The DBA Open is run each year here in Christchurch, New Zealand and comprises two tournaments. The first in July covers Ancient armies and another, usually in early December, covers Dark Age and Medieval armies. The scores of both tournaments are combined to determine the overall winner of the DBA Open.
Sunday found ten players participating in the Ancient Tournament. The theme allowed any army with a list date up to 450 AD to be fielded. Despite this the majority of armies were from a much more limited period. The tournament comprises five rounds each of one hour. Of the 25 games played only one ended as a draw, though several went down to the wire.
Above, Carthaginians deployed against Polybian Romans in the first round.
The armies selected provided an interesting mix. I believe five of the ten armies have not previously been used in DBA competitions by their owners, suggesting players are experimenting. Of the armies in use several had a solid corps of hoplites. A far cry from the days of DBA 2.2 when hoplites were infrequently seen. The Thebans with their two stands of 8Sp were unnerving to a number of opponents. One player reported facing a combination of combat factors and die roll that amounted to a 13. Not dissimilar to pikes, but without a sacrifice in frontage.
Two Roman armies were in play, the Polybian army above, and the later Marian Romans. Below, the Marian Roman right flank is soon to be under sustained attack by his opponent who has refused his own right.
The Successors were perhaps under represented with only the Seleucids in play. Interestingly the Seleucids were only one of two armies with elephants. Usually their a Classical Indian army in play but it’s normal commander seems to have ventured west and adopted a more classical army. The only other army having elephants one the day was one of the two Carthaginian armies. However, that with the dreaded pachyderms came in at a lower position than that without them.
Several armies were defined as being littoral and I understand a number of littoral landings took place, with sometimes mixed results. Greater than half the armies in play had a high aggression, that is an aggression of 3 or 4.
There were a few tactical discussions during and after the games. The Gallic player was able to boast of some success with his warbands.

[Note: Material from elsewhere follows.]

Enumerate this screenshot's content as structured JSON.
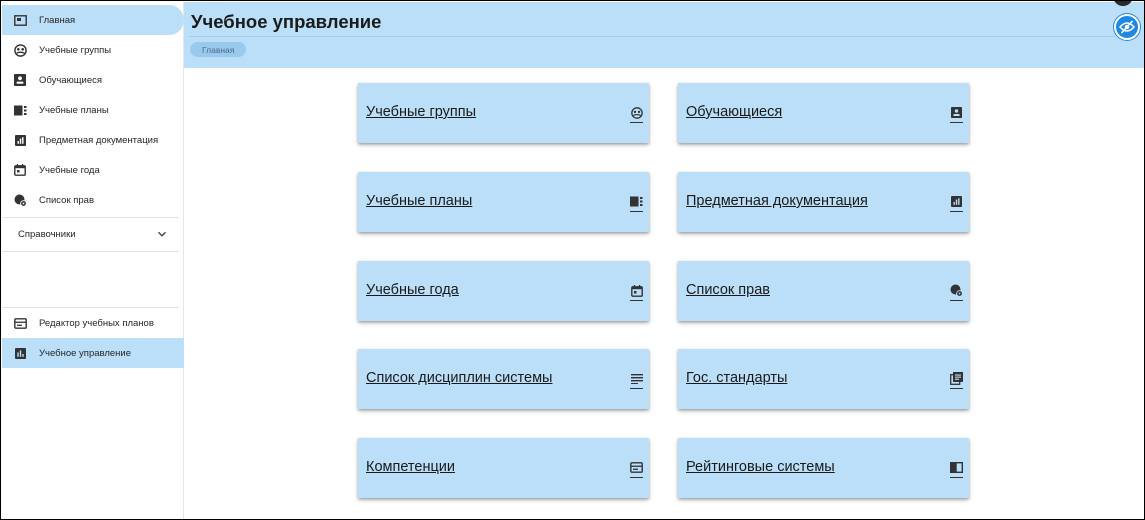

He opted for a foot heavy army, fielding only two mounted elements, which can be seen above. He also decided his commander would fight on foot in the front ranks. Apparently the Gallic host broke through several enemy formations of heavy foot, including a pike phalanx.
Above, Gallic Gaesati, mercenary Gauls and rated as 3Wb, advance from the woods in one game. They were pinned and engaged for some time against Carthaginian light troops in this game.

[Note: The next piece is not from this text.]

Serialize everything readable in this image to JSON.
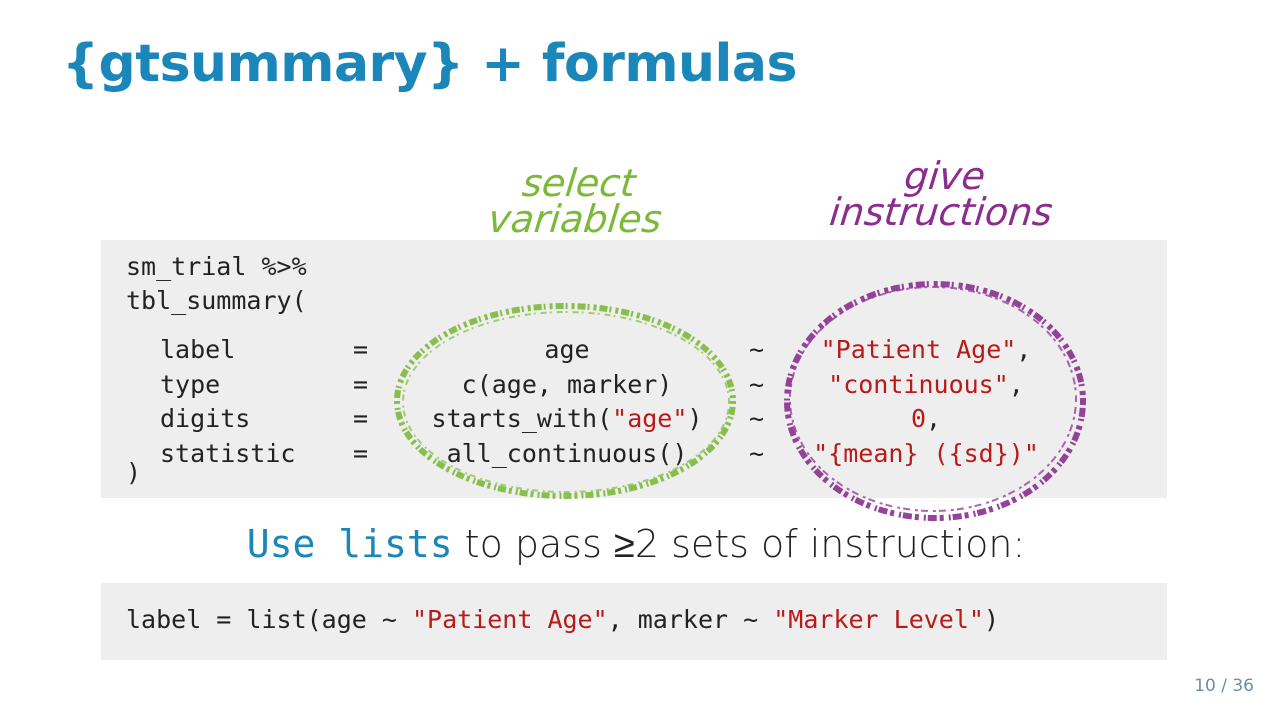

Above and below Polybian Romans face Thebans. Two stands of 8Sp can be seen in the centre of the Theban line, while Roman triarii can be seen forming a reserve behind Roman hastati and principes.
After five rounds the results were as follows:

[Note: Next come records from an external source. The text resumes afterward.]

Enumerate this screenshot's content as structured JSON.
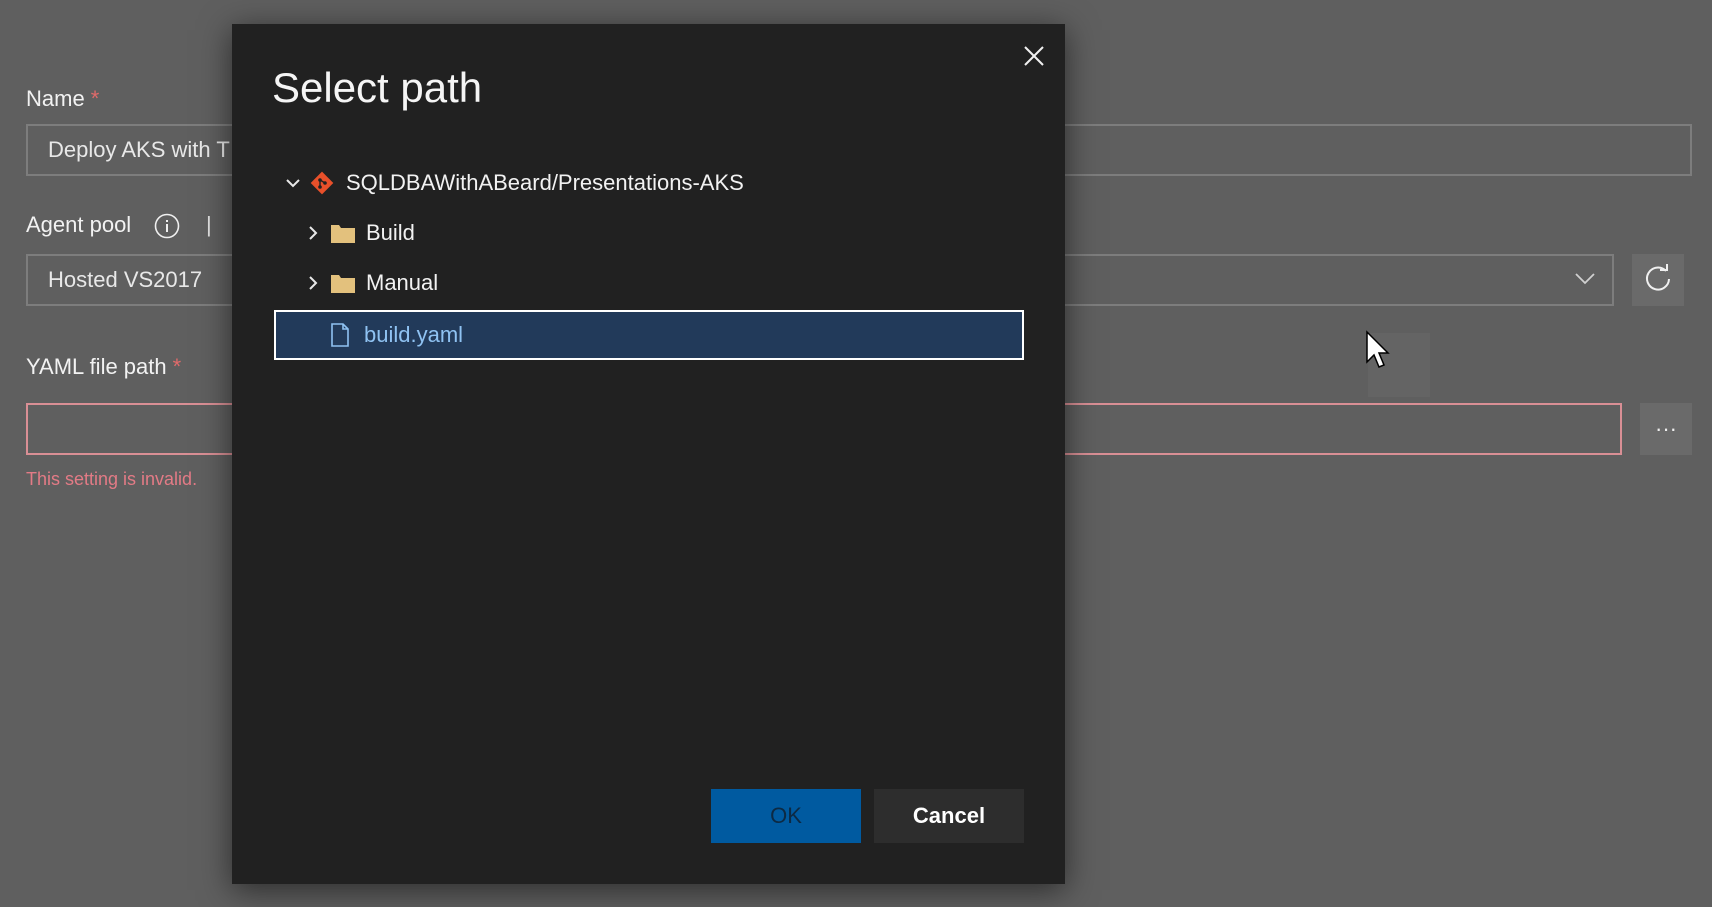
{
  "form": {
    "name_label": "Name",
    "required_mark": "*",
    "name_value": "Deploy AKS with T",
    "agent_pool_label": "Agent pool",
    "agent_pool_separator": "|",
    "agent_pool_value": "Hosted VS2017",
    "yaml_label": "YAML file path",
    "yaml_value": "",
    "yaml_error": "This setting is invalid.",
    "browse_label": "···"
  },
  "dialog": {
    "title": "Select path",
    "repo": "SQLDBAWithABeard/Presentations-AKS",
    "items": [
      {
        "label": "Build",
        "type": "folder"
      },
      {
        "label": "Manual",
        "type": "folder"
      },
      {
        "label": "build.yaml",
        "type": "file",
        "selected": true
      }
    ],
    "ok_label": "OK",
    "cancel_label": "Cancel"
  },
  "colors": {
    "dialog_bg": "#212121",
    "selected_bg": "#223a5a",
    "ok_bg": "#005aa0",
    "error": "#e37b86",
    "git_icon": "#e8502a",
    "folder": "#e3c17d"
  }
}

- Gordon, II/19a Seleucid 320-280 BC, 46 pts (Countback)
- Keith, II/32a Later Carthaginian 275-202 BC, 46 pts
- Brian, I/50 Lydian 687-540 BC with I/52g Asiatic Greek Hoplite Allies, 43 pts
- Nathan, II/49 Marian Roman 105-25 BC, 29 pts
- Ben, II/11Gallic 400-225 BC (Telamon), 25 pts
- Mike, II/5k Spartan Overseas Expedition Agesilaus 396-394 BC, 25 pts
- Gus, II/5c Theban 448-278 BC, 24 pts
- Andrew, I/42 Neo Elamite 800-639 BC with I/44a Neo Babylonian Ally, 22 pts
- John, II/33 Polybian Roman 275-105 BC, 16 pts
- Jim, II/32a Later Carthaginian 275-202 BC, 15 pts
The winner of the DBA Open Ancient Tournament, Gordon, also received “The Phil Barker Cup” for his achievements. Well done on all counts.
The Society of Ancients supported the event by providing a DBA 3.0 measuring template. This was awarded to Nathan for achieving the highest score of the four players who have not previously played at the DBA Open. A particularly good result as Nathan had only recently completed his Marian Roman army.
Hopefully we will see you at Conquest, the next DBA event in Christchurch.